PROBLEM TO WORK ON. Hunt through the entries for the word "Microsoft" and copy each line in which it appears.
BEGIN DATASET CONTENT
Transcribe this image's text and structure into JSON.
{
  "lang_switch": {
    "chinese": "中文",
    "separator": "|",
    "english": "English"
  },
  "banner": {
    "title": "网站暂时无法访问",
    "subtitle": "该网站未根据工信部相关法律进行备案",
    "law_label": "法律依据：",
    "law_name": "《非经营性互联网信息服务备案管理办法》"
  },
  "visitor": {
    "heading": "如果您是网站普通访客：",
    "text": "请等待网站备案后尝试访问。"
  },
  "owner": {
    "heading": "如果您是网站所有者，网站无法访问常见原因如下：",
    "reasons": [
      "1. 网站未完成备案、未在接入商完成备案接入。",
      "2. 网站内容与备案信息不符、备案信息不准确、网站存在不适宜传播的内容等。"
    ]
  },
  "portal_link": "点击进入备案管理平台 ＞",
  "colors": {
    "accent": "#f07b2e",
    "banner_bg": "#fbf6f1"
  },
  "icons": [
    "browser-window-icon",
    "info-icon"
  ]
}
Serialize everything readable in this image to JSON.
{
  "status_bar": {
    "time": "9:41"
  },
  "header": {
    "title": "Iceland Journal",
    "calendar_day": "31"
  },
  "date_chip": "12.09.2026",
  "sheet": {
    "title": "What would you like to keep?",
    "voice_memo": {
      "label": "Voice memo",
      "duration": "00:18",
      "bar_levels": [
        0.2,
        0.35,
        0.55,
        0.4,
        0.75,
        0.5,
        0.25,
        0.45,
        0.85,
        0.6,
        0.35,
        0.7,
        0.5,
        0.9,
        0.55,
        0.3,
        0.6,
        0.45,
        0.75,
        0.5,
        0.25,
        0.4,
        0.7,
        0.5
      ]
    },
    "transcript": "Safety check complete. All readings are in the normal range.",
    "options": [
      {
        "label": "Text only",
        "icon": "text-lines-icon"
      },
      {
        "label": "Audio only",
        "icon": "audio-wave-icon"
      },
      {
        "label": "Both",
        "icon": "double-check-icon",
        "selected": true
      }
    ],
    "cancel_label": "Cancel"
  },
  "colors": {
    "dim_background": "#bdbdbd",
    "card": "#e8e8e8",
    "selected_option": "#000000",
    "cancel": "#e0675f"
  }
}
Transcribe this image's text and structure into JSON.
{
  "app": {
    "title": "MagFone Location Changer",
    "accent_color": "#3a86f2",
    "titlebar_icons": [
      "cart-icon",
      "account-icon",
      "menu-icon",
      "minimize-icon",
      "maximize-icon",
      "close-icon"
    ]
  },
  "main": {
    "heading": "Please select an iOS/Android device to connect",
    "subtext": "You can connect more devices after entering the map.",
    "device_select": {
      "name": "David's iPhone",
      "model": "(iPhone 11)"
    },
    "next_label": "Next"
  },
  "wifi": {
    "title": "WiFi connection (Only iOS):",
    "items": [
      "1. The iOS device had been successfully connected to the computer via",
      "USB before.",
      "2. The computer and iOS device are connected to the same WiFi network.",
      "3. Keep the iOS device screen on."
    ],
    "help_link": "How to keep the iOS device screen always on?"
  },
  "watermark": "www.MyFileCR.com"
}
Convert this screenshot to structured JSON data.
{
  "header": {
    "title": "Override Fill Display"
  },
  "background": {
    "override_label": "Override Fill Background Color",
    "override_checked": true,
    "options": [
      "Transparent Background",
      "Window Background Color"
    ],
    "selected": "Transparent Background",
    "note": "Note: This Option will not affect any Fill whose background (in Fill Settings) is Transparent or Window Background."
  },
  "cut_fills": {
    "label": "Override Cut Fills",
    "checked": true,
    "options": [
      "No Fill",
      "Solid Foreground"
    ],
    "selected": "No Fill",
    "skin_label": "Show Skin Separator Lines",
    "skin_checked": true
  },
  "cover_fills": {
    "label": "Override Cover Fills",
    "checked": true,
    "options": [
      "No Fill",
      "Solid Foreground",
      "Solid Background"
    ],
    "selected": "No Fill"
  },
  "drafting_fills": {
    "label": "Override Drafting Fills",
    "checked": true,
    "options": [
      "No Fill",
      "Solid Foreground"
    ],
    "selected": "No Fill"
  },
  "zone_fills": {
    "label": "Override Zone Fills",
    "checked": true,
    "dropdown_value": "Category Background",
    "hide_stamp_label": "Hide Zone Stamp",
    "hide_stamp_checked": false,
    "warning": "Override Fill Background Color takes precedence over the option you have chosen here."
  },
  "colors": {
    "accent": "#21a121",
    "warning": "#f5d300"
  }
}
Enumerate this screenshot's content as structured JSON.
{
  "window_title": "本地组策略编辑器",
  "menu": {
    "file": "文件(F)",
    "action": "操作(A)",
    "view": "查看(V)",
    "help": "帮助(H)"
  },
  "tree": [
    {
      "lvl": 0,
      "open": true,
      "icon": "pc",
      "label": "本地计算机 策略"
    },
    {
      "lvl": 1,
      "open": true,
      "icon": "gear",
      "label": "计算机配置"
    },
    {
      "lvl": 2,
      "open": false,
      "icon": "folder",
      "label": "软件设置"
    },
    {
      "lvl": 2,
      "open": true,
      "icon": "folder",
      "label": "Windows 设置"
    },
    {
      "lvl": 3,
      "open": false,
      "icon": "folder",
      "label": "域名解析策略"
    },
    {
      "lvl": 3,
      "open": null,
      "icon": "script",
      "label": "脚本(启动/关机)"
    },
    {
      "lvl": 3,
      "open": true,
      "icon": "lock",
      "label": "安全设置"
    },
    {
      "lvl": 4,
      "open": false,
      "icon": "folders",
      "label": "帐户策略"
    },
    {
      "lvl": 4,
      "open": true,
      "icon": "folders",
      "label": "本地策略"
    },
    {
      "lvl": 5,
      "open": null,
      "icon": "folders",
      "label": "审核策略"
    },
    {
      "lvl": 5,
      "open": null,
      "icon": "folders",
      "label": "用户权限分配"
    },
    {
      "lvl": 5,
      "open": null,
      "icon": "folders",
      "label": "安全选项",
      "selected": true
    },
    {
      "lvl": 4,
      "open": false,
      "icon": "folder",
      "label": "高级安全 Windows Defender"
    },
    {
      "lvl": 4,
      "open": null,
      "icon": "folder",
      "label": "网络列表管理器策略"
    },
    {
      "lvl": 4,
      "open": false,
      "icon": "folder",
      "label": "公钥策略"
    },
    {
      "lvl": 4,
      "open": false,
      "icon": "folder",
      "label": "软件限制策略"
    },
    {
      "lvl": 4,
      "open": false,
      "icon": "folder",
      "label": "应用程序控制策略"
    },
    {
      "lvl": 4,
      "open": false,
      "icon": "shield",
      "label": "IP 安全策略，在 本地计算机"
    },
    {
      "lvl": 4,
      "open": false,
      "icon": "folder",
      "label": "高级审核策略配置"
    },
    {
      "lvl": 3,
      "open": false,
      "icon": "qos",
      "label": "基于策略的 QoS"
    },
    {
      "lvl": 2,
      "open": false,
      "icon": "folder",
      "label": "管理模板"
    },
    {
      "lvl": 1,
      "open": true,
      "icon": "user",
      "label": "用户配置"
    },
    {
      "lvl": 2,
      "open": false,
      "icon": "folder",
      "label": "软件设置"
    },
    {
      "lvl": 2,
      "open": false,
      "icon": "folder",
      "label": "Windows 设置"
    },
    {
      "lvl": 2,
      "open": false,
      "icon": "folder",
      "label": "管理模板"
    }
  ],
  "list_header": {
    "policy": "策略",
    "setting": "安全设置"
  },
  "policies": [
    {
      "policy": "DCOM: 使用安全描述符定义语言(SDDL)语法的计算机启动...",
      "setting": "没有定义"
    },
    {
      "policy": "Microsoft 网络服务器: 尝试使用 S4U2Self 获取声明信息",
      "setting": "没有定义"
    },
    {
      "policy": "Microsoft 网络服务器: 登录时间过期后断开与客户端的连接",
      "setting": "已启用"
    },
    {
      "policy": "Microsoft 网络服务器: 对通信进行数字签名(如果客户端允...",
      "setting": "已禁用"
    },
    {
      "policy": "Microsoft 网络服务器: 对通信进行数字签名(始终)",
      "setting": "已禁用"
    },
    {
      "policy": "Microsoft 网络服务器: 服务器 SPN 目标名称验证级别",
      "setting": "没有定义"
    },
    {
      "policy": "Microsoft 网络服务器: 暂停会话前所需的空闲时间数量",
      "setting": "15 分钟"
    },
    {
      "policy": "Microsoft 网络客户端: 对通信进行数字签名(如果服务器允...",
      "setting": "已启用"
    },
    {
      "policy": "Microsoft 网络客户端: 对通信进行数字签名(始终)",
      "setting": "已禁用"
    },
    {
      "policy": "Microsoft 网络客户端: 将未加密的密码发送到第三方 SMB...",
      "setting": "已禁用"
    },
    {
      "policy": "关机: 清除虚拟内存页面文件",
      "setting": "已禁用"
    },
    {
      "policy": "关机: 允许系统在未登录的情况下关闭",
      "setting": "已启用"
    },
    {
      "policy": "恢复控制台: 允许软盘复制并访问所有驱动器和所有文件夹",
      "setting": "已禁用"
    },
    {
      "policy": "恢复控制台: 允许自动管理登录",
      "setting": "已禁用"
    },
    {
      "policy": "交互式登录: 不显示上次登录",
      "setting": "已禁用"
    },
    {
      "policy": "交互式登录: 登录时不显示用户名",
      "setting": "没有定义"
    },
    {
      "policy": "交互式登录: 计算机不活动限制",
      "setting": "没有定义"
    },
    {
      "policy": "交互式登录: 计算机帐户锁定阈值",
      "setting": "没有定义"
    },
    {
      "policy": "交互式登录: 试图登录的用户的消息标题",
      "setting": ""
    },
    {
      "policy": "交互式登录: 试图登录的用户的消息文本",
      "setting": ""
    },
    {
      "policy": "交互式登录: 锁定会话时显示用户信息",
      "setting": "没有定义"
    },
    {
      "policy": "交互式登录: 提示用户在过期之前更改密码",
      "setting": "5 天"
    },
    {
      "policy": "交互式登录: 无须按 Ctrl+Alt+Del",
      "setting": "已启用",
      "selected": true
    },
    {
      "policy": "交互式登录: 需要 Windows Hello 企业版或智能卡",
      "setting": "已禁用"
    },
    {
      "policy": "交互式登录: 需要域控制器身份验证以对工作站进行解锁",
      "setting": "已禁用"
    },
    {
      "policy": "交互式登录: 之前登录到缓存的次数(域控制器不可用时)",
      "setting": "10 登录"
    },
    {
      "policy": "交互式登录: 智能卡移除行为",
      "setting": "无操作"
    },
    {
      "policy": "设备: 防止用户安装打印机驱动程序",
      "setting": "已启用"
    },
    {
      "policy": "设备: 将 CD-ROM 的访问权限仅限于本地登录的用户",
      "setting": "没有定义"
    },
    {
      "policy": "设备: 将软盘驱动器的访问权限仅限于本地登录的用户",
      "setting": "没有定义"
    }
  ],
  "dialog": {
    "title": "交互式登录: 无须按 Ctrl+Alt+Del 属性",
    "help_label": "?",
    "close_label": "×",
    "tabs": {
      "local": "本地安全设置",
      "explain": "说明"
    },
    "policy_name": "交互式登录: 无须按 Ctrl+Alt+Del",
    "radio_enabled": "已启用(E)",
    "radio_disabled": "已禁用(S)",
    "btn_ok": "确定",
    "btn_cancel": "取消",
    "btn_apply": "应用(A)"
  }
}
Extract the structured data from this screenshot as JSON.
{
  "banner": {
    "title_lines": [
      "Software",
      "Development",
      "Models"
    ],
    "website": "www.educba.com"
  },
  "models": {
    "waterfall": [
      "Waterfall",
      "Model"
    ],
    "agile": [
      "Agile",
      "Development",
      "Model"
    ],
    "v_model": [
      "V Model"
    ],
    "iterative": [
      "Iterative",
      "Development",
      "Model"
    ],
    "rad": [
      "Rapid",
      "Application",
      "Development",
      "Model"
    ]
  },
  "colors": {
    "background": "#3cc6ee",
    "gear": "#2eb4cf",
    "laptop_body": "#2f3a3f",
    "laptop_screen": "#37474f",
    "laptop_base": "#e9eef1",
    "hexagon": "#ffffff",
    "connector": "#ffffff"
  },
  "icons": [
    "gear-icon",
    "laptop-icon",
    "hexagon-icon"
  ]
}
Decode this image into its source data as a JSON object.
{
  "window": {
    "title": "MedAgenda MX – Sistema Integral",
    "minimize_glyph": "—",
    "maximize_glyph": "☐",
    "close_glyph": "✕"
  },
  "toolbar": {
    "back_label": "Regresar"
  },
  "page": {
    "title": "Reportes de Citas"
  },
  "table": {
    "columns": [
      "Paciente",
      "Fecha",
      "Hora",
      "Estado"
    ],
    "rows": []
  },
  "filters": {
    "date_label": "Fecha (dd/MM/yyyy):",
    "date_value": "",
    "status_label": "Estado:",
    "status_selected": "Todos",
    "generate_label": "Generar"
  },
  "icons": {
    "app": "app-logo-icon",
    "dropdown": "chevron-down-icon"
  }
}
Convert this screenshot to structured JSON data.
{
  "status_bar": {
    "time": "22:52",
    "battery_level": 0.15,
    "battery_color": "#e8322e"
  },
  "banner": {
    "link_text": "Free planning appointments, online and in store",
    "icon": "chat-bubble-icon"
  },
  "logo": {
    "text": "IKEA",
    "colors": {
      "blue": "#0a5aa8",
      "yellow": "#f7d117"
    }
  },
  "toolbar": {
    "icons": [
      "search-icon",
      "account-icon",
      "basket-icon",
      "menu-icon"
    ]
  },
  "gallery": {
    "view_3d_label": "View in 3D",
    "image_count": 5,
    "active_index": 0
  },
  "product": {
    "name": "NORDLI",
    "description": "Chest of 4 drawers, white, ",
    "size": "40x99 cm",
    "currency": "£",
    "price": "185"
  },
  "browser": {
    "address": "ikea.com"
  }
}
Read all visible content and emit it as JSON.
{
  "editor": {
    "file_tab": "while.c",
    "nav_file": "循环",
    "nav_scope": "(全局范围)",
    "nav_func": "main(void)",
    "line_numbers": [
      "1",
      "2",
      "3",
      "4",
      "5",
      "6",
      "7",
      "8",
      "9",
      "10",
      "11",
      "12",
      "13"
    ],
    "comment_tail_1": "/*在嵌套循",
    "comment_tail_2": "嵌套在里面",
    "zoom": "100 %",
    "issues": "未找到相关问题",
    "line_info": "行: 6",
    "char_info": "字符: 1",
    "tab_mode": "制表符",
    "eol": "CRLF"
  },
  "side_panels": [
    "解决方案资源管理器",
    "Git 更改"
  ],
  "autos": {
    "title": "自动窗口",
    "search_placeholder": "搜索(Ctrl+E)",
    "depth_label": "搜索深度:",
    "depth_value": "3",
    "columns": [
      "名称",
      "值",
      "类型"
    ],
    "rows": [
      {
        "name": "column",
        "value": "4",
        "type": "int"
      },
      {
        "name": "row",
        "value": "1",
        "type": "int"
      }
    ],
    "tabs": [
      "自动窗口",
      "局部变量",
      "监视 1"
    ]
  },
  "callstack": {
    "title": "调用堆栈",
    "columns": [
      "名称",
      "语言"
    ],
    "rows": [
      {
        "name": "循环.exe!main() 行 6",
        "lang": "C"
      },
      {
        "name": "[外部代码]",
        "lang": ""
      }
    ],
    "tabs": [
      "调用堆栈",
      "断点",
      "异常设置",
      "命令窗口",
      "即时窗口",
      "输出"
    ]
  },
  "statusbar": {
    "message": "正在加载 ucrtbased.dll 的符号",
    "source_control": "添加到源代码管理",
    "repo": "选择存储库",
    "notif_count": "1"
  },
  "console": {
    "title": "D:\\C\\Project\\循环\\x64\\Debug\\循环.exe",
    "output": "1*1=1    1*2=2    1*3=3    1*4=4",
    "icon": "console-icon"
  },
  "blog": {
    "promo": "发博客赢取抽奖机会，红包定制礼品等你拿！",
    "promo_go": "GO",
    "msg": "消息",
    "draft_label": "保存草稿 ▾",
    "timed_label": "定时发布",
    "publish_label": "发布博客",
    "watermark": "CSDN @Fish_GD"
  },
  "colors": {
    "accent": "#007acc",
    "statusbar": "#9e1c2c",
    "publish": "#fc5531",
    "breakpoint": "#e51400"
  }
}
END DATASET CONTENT
EXERCISE ANSWER.
      "policy": "Microsoft 网络服务器: 尝试使用 S4U2Self 获取声明信息",
      "policy": "Microsoft 网络服务器: 登录时间过期后断开与客户端的连接",
      "policy": "Microsoft 网络服务器: 对通信进行数字签名(如果客户端允...",
      "policy": "Microsoft 网络服务器: 对通信进行数字签名(始终)",
      "policy": "Microsoft 网络服务器: 服务器 SPN 目标名称验证级别",
      "policy": "Microsoft 网络服务器: 暂停会话前所需的空闲时间数量",
      "policy": "Microsoft 网络客户端: 对通信进行数字签名(如果服务器允...",
      "policy": "Microsoft 网络客户端: 对通信进行数字签名(始终)",
      "policy": "Microsoft 网络客户端: 将未加密的密码发送到第三方 SMB...",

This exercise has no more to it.